But Jesus didn’t react at first, instead he squatted down in the dirt and drew with his finger. We’re not sure what he wrote. Our speaker asked us to imagine what, as the Bible doesn’t say. There were some great answers at the Village: Their Sins?, Forgiveness? Mercy? Or was it just doodles. Regardless he got up and said to them, the one of you without sin can cast the first stone. Now he had them. None could claim to have no sin.

Jesus squatted down again, and drew again. He gave them another chance. Once again, no stones were thrown. Slowly, but surely the group slithered away, defeated. No one dared condemn or judge her. Jesus turned to her and said they don’t condemn you and neither do I. How often to we judge others? But Jesus didn’t judge, he simply told the woman to try and not sin anymore.

In the book Jesus Freak, Sara Miles writes about how the truth is that suffering can become the foundation of faith, if we are willing to touch the sore places with love. If we don’t hide ourselves away in fear, but allow God to get close enough to feel God’s breath. To let God in to our pain, our shame, our anger, our fear.

We started that process for some us at The Village this week. Each of us was given a strip of tissue paper. I thought it was too long until our speaker told us what for. She asked us to write, only with our fingers, what we would ask Jesus to forgive. You can do it at home if you like. Find something you can burn, and only with your finger, God knows these things so you don’t need to write them in ink, you just need to let it go. Then, crumple it up, and with reverence burn it, destroy it, in other words let it go. We burned ours to ashes & let them go here at The Village. Let them go for yourself. Let go what you need to let go of so you can feel the breath of God on your skin.

Now that you’ve starting the process of letting go, feel the breath of God. Don’t worry, God knows these things. The freedom of Jesus’ forgiveness is yours. Embrace it. It’s not easy, I admit, I constantly struggle to believe God could forgive me these multitude of sins. If you can do that, you can take the next step and TRY to sin no more. Notice the TRY word. God has been one of us in the form of Jesus. He said try because God knows the struggle.
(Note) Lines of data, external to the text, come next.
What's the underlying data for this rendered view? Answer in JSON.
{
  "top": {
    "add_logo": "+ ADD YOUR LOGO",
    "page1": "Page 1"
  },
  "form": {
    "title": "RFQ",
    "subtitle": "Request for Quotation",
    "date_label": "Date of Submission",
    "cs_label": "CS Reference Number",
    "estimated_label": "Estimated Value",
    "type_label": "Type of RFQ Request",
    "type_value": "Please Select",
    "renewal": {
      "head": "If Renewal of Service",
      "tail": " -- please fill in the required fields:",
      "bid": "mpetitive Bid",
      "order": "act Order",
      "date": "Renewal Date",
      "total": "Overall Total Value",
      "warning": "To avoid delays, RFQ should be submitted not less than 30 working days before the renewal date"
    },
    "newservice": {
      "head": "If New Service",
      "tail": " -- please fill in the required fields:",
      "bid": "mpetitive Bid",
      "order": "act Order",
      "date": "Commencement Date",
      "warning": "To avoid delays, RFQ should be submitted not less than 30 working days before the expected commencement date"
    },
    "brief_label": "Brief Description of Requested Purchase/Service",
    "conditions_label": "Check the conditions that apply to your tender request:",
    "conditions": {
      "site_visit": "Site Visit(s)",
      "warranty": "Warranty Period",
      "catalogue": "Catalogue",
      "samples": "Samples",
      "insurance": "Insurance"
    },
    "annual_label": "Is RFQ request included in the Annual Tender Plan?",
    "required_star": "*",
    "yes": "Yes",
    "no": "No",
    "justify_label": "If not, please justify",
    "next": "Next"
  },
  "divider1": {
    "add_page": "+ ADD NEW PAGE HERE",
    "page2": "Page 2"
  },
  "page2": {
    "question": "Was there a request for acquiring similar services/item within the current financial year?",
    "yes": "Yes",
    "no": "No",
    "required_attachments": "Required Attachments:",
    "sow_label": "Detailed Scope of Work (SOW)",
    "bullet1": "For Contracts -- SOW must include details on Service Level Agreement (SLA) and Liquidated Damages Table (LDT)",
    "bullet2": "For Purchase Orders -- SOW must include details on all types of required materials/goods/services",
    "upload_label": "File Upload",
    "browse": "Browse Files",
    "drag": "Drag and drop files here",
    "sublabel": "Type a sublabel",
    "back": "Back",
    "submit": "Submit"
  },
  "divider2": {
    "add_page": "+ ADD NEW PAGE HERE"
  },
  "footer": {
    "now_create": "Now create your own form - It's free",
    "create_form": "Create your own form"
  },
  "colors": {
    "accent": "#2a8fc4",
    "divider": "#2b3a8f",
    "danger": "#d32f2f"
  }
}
If you need help getting to the point where you can pull apart from others, let go of the hurts and sins, and feel God’s love, then find a place where you can. The Village is truly not the only place this happens weekly. There are thousands of places out there. Find one. We’re at the corner of Monroe & Central in Toledo, OH. We here various times throughout the week, especially Sundays at 10:30 AM & 12:30 PM. When you’re ready to begin the journey from letting go to receiving the love God offers us all, there is no wrong time and there’s always room in our circle for new travelers on the journey.